This UTF-8 solution of LCL in its current form can be considered temporary. In the future, when FPC supports UnicodeString fully in RTL and FCL, Lazarus project will provide a solution for LCL that uses it. At the same time the goal is to preserve UTF-8 support although it may require changes to string types or something. Nobody know the details yet. We will tell when we know...

In essence LCL will probably have 2 versions, one for UTF-8 and one for UTF-16.


What about Mode DelphiUnicode?

The {$mode delphiunicode} was added in FPC 2.7.1 and is like {$Mode Delphi} with {ModeSwitch UnicodeStrings}. See the next question about ModeSwitch UnicodeStrings.

What about ModeSwitch UnicodeStrings?

The {$ModeSwitch UnicodeStrings} was added in FPC 2.7.1 and defines "String" as "UnicodeString" (UTF-16), "Char" as "WideChar", "PChar" as "PWideChar" and so forth. This affects only the current unit. Other units including those used by this unit have their own "String" definition. Many RTL strings and types (e.g. TStringList) uses 8-bit strings, which require conversions from/to UnicodeString, which are added automatically by the compiler. The LCL uses UTF-8 strings. It is recommended to use UTF-8 sources with or without "-FcUTF8".
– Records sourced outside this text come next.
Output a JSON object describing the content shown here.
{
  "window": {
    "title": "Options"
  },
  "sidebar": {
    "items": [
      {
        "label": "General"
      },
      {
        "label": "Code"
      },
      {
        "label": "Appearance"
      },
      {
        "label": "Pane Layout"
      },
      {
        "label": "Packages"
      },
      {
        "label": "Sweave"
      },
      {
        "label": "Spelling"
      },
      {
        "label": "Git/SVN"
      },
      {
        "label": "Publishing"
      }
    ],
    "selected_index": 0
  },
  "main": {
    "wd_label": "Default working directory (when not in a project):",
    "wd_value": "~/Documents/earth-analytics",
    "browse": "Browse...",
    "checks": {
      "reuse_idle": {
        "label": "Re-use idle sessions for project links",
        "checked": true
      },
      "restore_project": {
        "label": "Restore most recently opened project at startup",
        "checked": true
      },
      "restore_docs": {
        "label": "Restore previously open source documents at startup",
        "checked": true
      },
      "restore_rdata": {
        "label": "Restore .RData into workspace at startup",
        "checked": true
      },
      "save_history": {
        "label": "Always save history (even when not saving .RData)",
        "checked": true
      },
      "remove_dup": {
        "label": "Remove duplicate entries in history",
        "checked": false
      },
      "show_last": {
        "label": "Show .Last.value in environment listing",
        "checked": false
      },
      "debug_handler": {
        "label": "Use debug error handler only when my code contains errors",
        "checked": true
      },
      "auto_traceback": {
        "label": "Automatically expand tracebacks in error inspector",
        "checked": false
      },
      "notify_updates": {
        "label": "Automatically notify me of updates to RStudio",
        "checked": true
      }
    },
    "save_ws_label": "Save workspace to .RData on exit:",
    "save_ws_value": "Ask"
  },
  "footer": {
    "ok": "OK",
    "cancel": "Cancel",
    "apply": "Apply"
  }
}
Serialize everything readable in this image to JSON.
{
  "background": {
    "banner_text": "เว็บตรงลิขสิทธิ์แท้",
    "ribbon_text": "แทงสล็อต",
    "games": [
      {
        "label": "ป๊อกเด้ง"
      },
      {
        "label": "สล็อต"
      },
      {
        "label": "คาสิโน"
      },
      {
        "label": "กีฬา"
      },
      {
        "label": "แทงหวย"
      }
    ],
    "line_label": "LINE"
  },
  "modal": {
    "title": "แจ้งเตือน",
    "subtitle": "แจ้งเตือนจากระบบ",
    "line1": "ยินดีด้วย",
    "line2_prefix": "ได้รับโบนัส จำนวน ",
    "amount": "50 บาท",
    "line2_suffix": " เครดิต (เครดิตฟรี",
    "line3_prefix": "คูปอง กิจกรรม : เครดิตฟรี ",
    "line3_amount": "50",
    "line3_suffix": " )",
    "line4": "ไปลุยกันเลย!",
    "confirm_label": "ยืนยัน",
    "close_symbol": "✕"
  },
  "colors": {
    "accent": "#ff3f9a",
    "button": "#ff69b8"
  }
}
Why not use UTF8String in Lazarus?

Short answer: Because the FCL does not use it.

Long answer: UTF8String is defined in the system unit as

UTF8String          = type AnsiString(CP_UTF8);

The compiler always assumes it has UTF-8 encoding (CP_UTF8), which is a multi byte encoding (i.e. 1-4 bytes per codepoint). Note that the [] operator accesses bytes, not characters nor codepoints. Same for UnicodeString, but words instead of bytes. On the other hand a String is assumed at compile time to have DefaultSystemCodePage (CP_ACP). DefaultSystemCodePage is defined at run time, so the compiler conservatively assumes that String and UTF8String have different encodings. When you assign or combine String and UTF8String the compiler inserts conversion code. Same for ShortString and UTF8String.

Lazarus uses the FCL, which uses String, so using UTF8String would add conversions. If DefaultSystemCodePage is not UTF-8 you lose characters. If it is UTF-8 then there is no point to use UTF8String.

UTF8String becomes useful when eventually there is an UTF-16 FCL.